- _What you are asked to do_: Return the lines below that carry the word "name".

Data below:

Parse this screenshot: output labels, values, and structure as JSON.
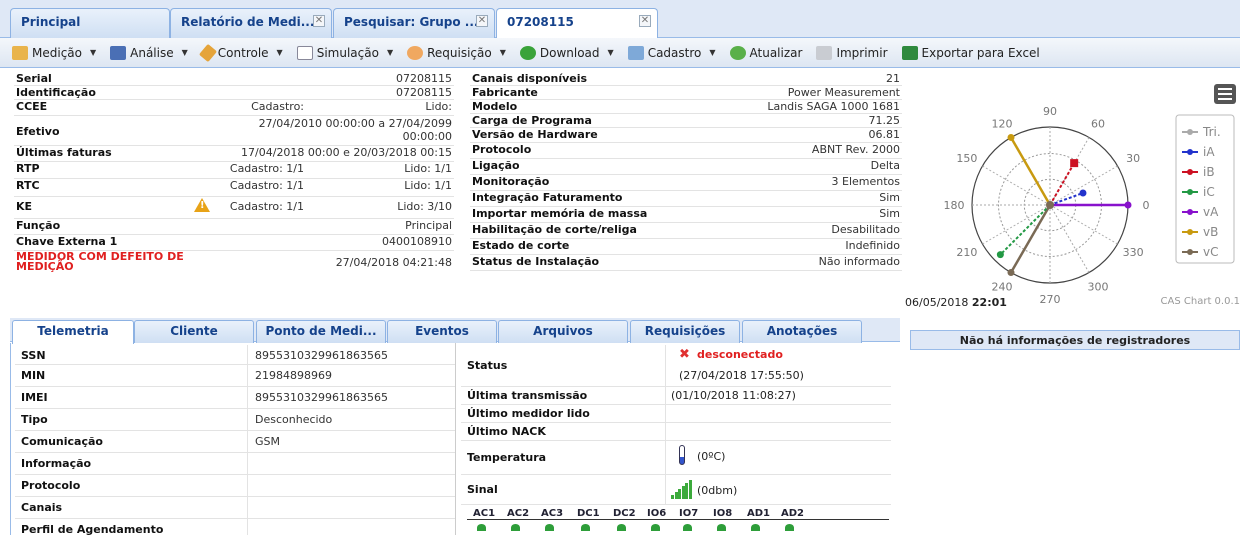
{
  "tabs": [
    {
      "label": "Principal"
    },
    {
      "label": "Relatório de Medi..."
    },
    {
      "label": "Pesquisar: Grupo ..."
    },
    {
      "label": "07208115"
    }
  ],
  "toolbar": {
    "items": [
      "Medição",
      "Análise",
      "Controle",
      "Simulação",
      "Requisição",
      "Download",
      "Cadastro",
      "Atualizar",
      "Imprimir",
      "Exportar para Excel"
    ]
  },
  "left": {
    "serial_k": "Serial",
    "serial_v": "07208115",
    "ident_k": "Identificação",
    "ident_v": "07208115",
    "ccee_k": "CCEE",
    "ccee_a": "Cadastro:",
    "ccee_b": "Lido:",
    "efetivo_k": "Efetivo",
    "efetivo_v1": "27/04/2010 00:00:00 a 27/04/2099",
    "efetivo_v2": "00:00:00",
    "faturas_k": "Últimas faturas",
    "faturas_v": "17/04/2018 00:00 e 20/03/2018 00:15",
    "rtp_k": "RTP",
    "rtp_a": "Cadastro: 1/1",
    "rtp_b": "Lido: 1/1",
    "rtc_k": "RTC",
    "rtc_a": "Cadastro: 1/1",
    "rtc_b": "Lido: 1/1",
    "ke_k": "KE",
    "ke_a": "Cadastro: 1/1",
    "ke_b": "Lido: 3/10",
    "funcao_k": "Função",
    "funcao_v": "Principal",
    "chave_k": "Chave Externa 1",
    "chave_v": "0400108910",
    "defeito_k1": "MEDIDOR COM DEFEITO DE",
    "defeito_k2": "MEDIÇÃO",
    "defeito_v": "27/04/2018 04:21:48"
  },
  "right": [
    {
      "k": "Canais disponíveis",
      "v": "21"
    },
    {
      "k": "Fabricante",
      "v": "Power Measurement"
    },
    {
      "k": "Modelo",
      "v": "Landis SAGA 1000 1681"
    },
    {
      "k": "Carga de Programa",
      "v": "71.25"
    },
    {
      "k": "Versão de Hardware",
      "v": "06.81"
    },
    {
      "k": "Protocolo",
      "v": "ABNT Rev. 2000"
    },
    {
      "k": "Ligação",
      "v": "Delta"
    },
    {
      "k": "Monitoração",
      "v": "3 Elementos"
    },
    {
      "k": "Integração Faturamento",
      "v": "Sim"
    },
    {
      "k": "Importar memória de massa",
      "v": "Sim"
    },
    {
      "k": "Habilitação de corte/religa",
      "v": "Desabilitado"
    },
    {
      "k": "Estado de corte",
      "v": "Indefinido"
    },
    {
      "k": "Status de Instalação",
      "v": "Não informado"
    }
  ],
  "chart": {
    "date": "06/05/2018",
    "time": "22:01",
    "credit": "CAS Chart 0.0.1",
    "angles": [
      "90",
      "60",
      "30",
      "0",
      "330",
      "300",
      "270",
      "240",
      "210",
      "180",
      "150",
      "120"
    ],
    "legend": [
      "Tri.",
      "iA",
      "iB",
      "iC",
      "vA",
      "vB",
      "vC"
    ],
    "colors": {
      "iA": "#2233cc",
      "iB": "#cc1122",
      "iC": "#229944",
      "vA": "#8811cc",
      "vB": "#c89a10",
      "vC": "#7a6a55",
      "tri": "#aaaaaa"
    }
  },
  "chart_data": {
    "type": "polar",
    "phasors": [
      {
        "name": "vA",
        "angle": 0,
        "mag": 1
      },
      {
        "name": "vB",
        "angle": 120,
        "mag": 1
      },
      {
        "name": "vC",
        "angle": 240,
        "mag": 1
      },
      {
        "name": "iA",
        "angle": 20,
        "mag": 0.45
      },
      {
        "name": "iB",
        "angle": 60,
        "mag": 0.62
      },
      {
        "name": "iC",
        "angle": 225,
        "mag": 0.9
      }
    ]
  },
  "btabs": [
    "Telemetria",
    "Cliente",
    "Ponto de Medi...",
    "Eventos",
    "Arquivos",
    "Requisições",
    "Anotações"
  ],
  "tele": {
    "rows": [
      {
        "k": "SSN",
        "v": "8955310329961863565"
      },
      {
        "k": "MIN",
        "v": "21984898969"
      },
      {
        "k": "IMEI",
        "v": "8955310329961863565"
      },
      {
        "k": "Tipo",
        "v": "Desconhecido"
      },
      {
        "k": "Comunicação",
        "v": "GSM"
      },
      {
        "k": "Informação",
        "v": ""
      },
      {
        "k": "Protocolo",
        "v": ""
      },
      {
        "k": "Canais",
        "v": ""
      },
      {
        "k": "Perfil de Agendamento",
        "v": ""
      }
    ],
    "status_k": "Status",
    "status_v": "desconectado",
    "status_date": "(27/04/2018 17:55:50)",
    "ult_tx_k": "Última transmissão",
    "ult_tx_v": "(01/10/2018 11:08:27)",
    "ult_med_k": "Último medidor lido",
    "ult_nack_k": "Último NACK",
    "temp_k": "Temperatura",
    "temp_v": "(0ºC)",
    "sinal_k": "Sinal",
    "sinal_v": "(0dbm)",
    "channels": [
      "AC1",
      "AC2",
      "AC3",
      "DC1",
      "DC2",
      "IO6",
      "IO7",
      "IO8",
      "AD1",
      "AD2"
    ]
  },
  "registers": "Não há informações de registradores"
}
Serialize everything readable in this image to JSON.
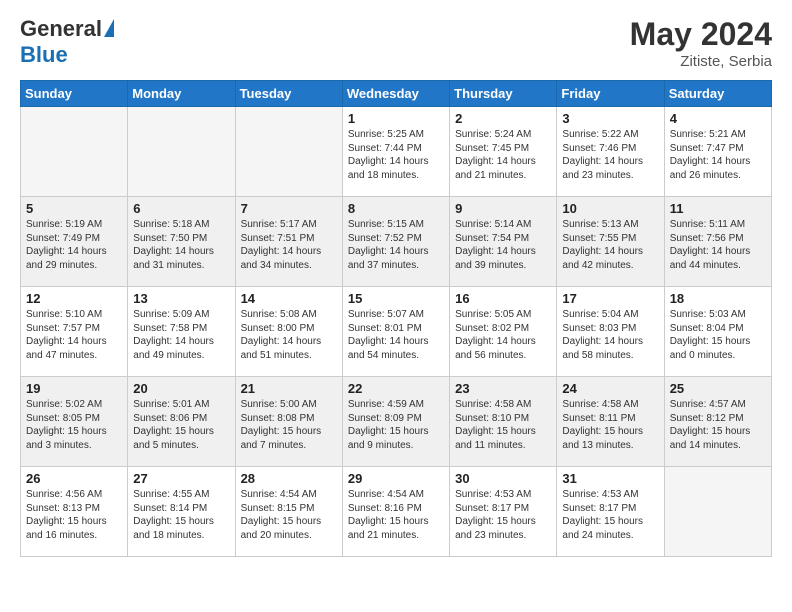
{
  "header": {
    "logo_general": "General",
    "logo_blue": "Blue",
    "month_year": "May 2024",
    "location": "Zitiste, Serbia"
  },
  "days_of_week": [
    "Sunday",
    "Monday",
    "Tuesday",
    "Wednesday",
    "Thursday",
    "Friday",
    "Saturday"
  ],
  "weeks": [
    [
      {
        "day": "",
        "info": ""
      },
      {
        "day": "",
        "info": ""
      },
      {
        "day": "",
        "info": ""
      },
      {
        "day": "1",
        "info": "Sunrise: 5:25 AM\nSunset: 7:44 PM\nDaylight: 14 hours\nand 18 minutes."
      },
      {
        "day": "2",
        "info": "Sunrise: 5:24 AM\nSunset: 7:45 PM\nDaylight: 14 hours\nand 21 minutes."
      },
      {
        "day": "3",
        "info": "Sunrise: 5:22 AM\nSunset: 7:46 PM\nDaylight: 14 hours\nand 23 minutes."
      },
      {
        "day": "4",
        "info": "Sunrise: 5:21 AM\nSunset: 7:47 PM\nDaylight: 14 hours\nand 26 minutes."
      }
    ],
    [
      {
        "day": "5",
        "info": "Sunrise: 5:19 AM\nSunset: 7:49 PM\nDaylight: 14 hours\nand 29 minutes."
      },
      {
        "day": "6",
        "info": "Sunrise: 5:18 AM\nSunset: 7:50 PM\nDaylight: 14 hours\nand 31 minutes."
      },
      {
        "day": "7",
        "info": "Sunrise: 5:17 AM\nSunset: 7:51 PM\nDaylight: 14 hours\nand 34 minutes."
      },
      {
        "day": "8",
        "info": "Sunrise: 5:15 AM\nSunset: 7:52 PM\nDaylight: 14 hours\nand 37 minutes."
      },
      {
        "day": "9",
        "info": "Sunrise: 5:14 AM\nSunset: 7:54 PM\nDaylight: 14 hours\nand 39 minutes."
      },
      {
        "day": "10",
        "info": "Sunrise: 5:13 AM\nSunset: 7:55 PM\nDaylight: 14 hours\nand 42 minutes."
      },
      {
        "day": "11",
        "info": "Sunrise: 5:11 AM\nSunset: 7:56 PM\nDaylight: 14 hours\nand 44 minutes."
      }
    ],
    [
      {
        "day": "12",
        "info": "Sunrise: 5:10 AM\nSunset: 7:57 PM\nDaylight: 14 hours\nand 47 minutes."
      },
      {
        "day": "13",
        "info": "Sunrise: 5:09 AM\nSunset: 7:58 PM\nDaylight: 14 hours\nand 49 minutes."
      },
      {
        "day": "14",
        "info": "Sunrise: 5:08 AM\nSunset: 8:00 PM\nDaylight: 14 hours\nand 51 minutes."
      },
      {
        "day": "15",
        "info": "Sunrise: 5:07 AM\nSunset: 8:01 PM\nDaylight: 14 hours\nand 54 minutes."
      },
      {
        "day": "16",
        "info": "Sunrise: 5:05 AM\nSunset: 8:02 PM\nDaylight: 14 hours\nand 56 minutes."
      },
      {
        "day": "17",
        "info": "Sunrise: 5:04 AM\nSunset: 8:03 PM\nDaylight: 14 hours\nand 58 minutes."
      },
      {
        "day": "18",
        "info": "Sunrise: 5:03 AM\nSunset: 8:04 PM\nDaylight: 15 hours\nand 0 minutes."
      }
    ],
    [
      {
        "day": "19",
        "info": "Sunrise: 5:02 AM\nSunset: 8:05 PM\nDaylight: 15 hours\nand 3 minutes."
      },
      {
        "day": "20",
        "info": "Sunrise: 5:01 AM\nSunset: 8:06 PM\nDaylight: 15 hours\nand 5 minutes."
      },
      {
        "day": "21",
        "info": "Sunrise: 5:00 AM\nSunset: 8:08 PM\nDaylight: 15 hours\nand 7 minutes."
      },
      {
        "day": "22",
        "info": "Sunrise: 4:59 AM\nSunset: 8:09 PM\nDaylight: 15 hours\nand 9 minutes."
      },
      {
        "day": "23",
        "info": "Sunrise: 4:58 AM\nSunset: 8:10 PM\nDaylight: 15 hours\nand 11 minutes."
      },
      {
        "day": "24",
        "info": "Sunrise: 4:58 AM\nSunset: 8:11 PM\nDaylight: 15 hours\nand 13 minutes."
      },
      {
        "day": "25",
        "info": "Sunrise: 4:57 AM\nSunset: 8:12 PM\nDaylight: 15 hours\nand 14 minutes."
      }
    ],
    [
      {
        "day": "26",
        "info": "Sunrise: 4:56 AM\nSunset: 8:13 PM\nDaylight: 15 hours\nand 16 minutes."
      },
      {
        "day": "27",
        "info": "Sunrise: 4:55 AM\nSunset: 8:14 PM\nDaylight: 15 hours\nand 18 minutes."
      },
      {
        "day": "28",
        "info": "Sunrise: 4:54 AM\nSunset: 8:15 PM\nDaylight: 15 hours\nand 20 minutes."
      },
      {
        "day": "29",
        "info": "Sunrise: 4:54 AM\nSunset: 8:16 PM\nDaylight: 15 hours\nand 21 minutes."
      },
      {
        "day": "30",
        "info": "Sunrise: 4:53 AM\nSunset: 8:17 PM\nDaylight: 15 hours\nand 23 minutes."
      },
      {
        "day": "31",
        "info": "Sunrise: 4:53 AM\nSunset: 8:17 PM\nDaylight: 15 hours\nand 24 minutes."
      },
      {
        "day": "",
        "info": ""
      }
    ]
  ]
}
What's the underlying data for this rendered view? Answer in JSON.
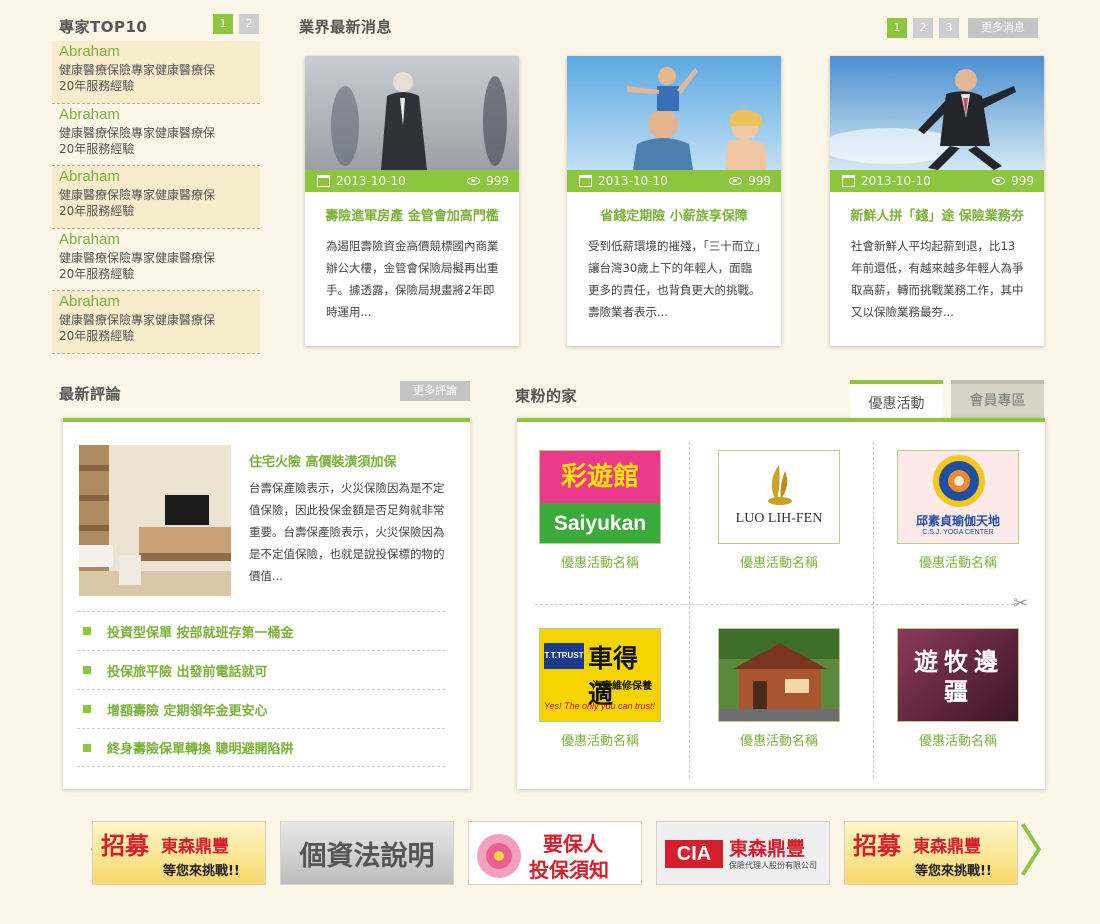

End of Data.

- _The answer_:
        "name": "vA",
        "name": "vB",
        "name": "vC",
        "name": "iA",
        "name": "iB",
        "name": "iC",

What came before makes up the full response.